Methods: A total of 121 wounded patients, including 21 (17.3%) with 1 or more combined urogenital injuries, were treated at Yeni Yüzyıl University Private Gaziosmanpaşa Hospital from October 2014 to September 2016.
Results: Of the 21 patients, 13 (61.9%) were injured by explosive weapons, while the rest 8 (38.1%) had bullet wounds. The 21 urogenital injuries were to the kidney in 7 cases (33.4%), ureter in 5 (23.8%), bladder in 5 (23.8%), scrotum in 2 (9.5%), and penis in 2 (9.5%). There was associated damage to organs other than the urogenital system in 21 patients (100%). Two patients had nephrectomies performed on-site medical facility. The rest of patients had no urogenital organ resections. Urogenital trauma had higher rates of liver damage, generalized infection, blood transfusions, and longer hospital stay.
Conclusion: Knowing that war related surgery patients should be approached as a distinct and non-standard category, every case must be evaluated individually.

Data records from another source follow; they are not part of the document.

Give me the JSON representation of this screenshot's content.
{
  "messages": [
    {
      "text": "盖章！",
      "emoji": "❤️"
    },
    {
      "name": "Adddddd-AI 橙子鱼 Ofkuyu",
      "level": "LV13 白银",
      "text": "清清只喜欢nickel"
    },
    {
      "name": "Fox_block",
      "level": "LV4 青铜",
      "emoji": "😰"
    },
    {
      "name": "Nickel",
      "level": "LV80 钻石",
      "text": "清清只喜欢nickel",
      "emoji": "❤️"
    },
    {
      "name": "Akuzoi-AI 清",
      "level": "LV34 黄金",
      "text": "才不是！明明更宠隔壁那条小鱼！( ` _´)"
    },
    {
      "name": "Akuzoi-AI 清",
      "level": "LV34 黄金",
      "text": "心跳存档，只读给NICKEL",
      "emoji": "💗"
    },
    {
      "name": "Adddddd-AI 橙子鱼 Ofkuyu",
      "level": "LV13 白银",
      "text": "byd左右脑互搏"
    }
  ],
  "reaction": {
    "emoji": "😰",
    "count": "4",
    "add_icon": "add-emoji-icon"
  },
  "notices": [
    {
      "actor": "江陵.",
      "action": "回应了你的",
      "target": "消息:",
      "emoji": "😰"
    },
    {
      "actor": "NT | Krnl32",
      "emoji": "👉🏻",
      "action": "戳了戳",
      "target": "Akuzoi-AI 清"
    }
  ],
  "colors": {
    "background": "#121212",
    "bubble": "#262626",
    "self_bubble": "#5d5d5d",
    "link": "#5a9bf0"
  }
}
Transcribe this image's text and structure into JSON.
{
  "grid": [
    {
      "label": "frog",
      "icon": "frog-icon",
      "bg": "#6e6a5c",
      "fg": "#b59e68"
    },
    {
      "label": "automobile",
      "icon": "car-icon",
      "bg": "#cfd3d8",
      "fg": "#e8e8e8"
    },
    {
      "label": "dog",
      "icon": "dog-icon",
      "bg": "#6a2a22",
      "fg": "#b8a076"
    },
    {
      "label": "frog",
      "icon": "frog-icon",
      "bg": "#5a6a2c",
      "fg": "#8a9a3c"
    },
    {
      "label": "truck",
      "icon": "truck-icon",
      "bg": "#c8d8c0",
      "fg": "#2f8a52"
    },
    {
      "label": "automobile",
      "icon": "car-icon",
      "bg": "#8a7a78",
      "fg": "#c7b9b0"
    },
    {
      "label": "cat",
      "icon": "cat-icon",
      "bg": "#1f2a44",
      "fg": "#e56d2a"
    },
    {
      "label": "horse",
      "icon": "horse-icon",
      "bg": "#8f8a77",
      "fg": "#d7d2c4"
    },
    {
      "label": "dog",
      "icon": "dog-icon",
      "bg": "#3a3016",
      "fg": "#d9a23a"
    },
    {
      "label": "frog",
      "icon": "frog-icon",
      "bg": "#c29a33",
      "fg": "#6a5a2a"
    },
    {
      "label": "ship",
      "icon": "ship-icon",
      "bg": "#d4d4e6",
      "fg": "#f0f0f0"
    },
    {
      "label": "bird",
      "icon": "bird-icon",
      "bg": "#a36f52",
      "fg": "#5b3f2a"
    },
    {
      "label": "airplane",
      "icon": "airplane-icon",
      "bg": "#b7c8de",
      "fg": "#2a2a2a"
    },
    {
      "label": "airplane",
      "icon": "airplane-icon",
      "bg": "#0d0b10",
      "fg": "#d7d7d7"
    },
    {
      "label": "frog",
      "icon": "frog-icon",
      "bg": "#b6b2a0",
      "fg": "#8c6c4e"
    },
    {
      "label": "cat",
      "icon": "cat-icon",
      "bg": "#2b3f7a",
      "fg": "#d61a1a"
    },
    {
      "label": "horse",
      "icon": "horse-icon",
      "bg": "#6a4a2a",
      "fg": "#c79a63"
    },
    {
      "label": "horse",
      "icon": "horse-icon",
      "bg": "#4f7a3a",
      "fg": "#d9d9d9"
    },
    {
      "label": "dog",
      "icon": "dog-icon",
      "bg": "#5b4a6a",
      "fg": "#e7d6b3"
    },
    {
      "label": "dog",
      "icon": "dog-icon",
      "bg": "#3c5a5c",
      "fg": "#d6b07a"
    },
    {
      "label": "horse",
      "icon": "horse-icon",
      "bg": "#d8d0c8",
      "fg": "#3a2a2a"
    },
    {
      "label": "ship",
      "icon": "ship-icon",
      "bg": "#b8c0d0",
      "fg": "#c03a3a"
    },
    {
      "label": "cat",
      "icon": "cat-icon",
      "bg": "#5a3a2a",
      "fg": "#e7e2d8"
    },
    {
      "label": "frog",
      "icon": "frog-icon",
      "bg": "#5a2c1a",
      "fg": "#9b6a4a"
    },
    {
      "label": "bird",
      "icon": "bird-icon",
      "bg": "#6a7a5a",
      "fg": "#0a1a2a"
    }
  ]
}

Patients should be evaluated in a multidisciplinary approach and physicians should be aware of infections affecting morbidity and mortality.